"These features are coming at the right moment -- they're clearly pushing enterprise customers toward cloud, but they've also learned what we need," said an IT director at a large European firm who requested anonymity because of company policy against discussing pre-contract product evaluations publicly.
The IT director said updates to Atlassian Access, a centralized security and governance tool for Atlassian cloud products that launched last year, would also appeal to his company's IT security department as the organization considers a move to cloud. These updates include integrations with Microsoft Active Directory Federation Service for single sign-on (SSO) and Google Cloud Identity for SSO and user provisioning. Integrations with cloud access security broker products from McAfee and Bitglass are on the near-term roadmap. Atlassian Access also now includes a customer-accessible audit log.
"Those features, plus the tools to migrate, and the publication of a cloud roadmap, are what we were always asking for," the IT director said. "I've started to discuss it with our security team already."
Concerns remain over custom extensions, data retention
Some of Atlassian's most recent offerings, such as Opsgenie, are cloud-only, and the company clearly looks to Atlassian cloud as its delivery mechanism for the long-term future.
"We've been in the server and on-premises business model for over a decade, but we've seen our customers want to shift to the cloud over the past few years," said Anutthara Bharadwaj, head of Atlassian cloud products.

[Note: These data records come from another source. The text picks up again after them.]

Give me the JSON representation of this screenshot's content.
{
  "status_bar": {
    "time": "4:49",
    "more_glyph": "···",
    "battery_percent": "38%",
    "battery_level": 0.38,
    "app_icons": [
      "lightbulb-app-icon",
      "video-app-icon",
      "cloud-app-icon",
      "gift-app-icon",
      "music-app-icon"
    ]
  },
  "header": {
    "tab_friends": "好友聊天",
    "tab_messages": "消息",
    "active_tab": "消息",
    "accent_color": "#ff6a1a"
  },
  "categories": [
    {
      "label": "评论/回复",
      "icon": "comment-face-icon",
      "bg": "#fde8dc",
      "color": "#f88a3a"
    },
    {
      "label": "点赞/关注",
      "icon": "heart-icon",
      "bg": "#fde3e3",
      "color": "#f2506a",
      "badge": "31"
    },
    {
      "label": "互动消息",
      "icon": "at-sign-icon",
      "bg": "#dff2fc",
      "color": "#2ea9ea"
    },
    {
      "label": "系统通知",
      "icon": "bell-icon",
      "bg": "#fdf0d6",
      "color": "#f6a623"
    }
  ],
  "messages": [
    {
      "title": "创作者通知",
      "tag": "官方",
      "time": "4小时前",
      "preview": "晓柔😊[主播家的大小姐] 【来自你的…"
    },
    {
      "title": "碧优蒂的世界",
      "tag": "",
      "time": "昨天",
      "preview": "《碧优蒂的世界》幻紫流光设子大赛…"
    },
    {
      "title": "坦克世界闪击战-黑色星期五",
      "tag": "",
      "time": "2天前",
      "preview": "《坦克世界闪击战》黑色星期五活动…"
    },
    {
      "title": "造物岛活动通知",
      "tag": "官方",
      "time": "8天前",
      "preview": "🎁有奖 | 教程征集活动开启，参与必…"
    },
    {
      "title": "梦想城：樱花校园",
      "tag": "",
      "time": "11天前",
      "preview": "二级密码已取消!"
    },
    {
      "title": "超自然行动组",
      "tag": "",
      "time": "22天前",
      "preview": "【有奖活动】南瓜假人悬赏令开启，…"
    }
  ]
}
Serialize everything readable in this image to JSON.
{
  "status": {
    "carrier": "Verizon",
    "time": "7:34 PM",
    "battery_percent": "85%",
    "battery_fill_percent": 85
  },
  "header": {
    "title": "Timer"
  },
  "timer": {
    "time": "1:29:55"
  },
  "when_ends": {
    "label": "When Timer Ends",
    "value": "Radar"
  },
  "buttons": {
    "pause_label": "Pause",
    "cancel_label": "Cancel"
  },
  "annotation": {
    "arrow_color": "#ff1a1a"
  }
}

Atlassian will continue to offer on-premises software, but plans to emphasize cloud migration, with tools released this week such as a Cloud Migration Assistant, which is available now for Confluence.
Analysts see the updates as a means to offer enterprise users hybrid options for both on-premises and cloud-based Atlassian deployments, rather than a death knell for on-premises editions.
"They're solving problems that other software vendors have faced where code becomes fragmented across various managed service providers," said Charles Betz, an analyst at Forrester Research. "Atlassian also has put together all the pieces of the software delivery process, from ideation to day two ops, that no one else has."
With the long-term writing on the wall in favor of Atlassian cloud products, however, enterprise users have questions that will need answers before they move away from on-premises software -- chief among them whether Atlassian cloud products' custom extension support will match that of on-premises editions.
"Where we've built complex integrations, we need to know how we'll support them with a cloud offering," said Zipcar's Rosequist. "Right now, it seems it's harder to customize cloud instances and there are fewer extensions available."
Atlassian officials wouldn't disclose details but said more information will be provided at its Atlas Camp conference next week in Vienna about planned updates to custom extensions for Atlassian cloud in the next two months.
Rosequist said he also wants further details on long-term data retention policies under the new data residency features, but Atlassian officials said those details have not yet been worked out. For the first release, the focus will be on data residency controls for primary data.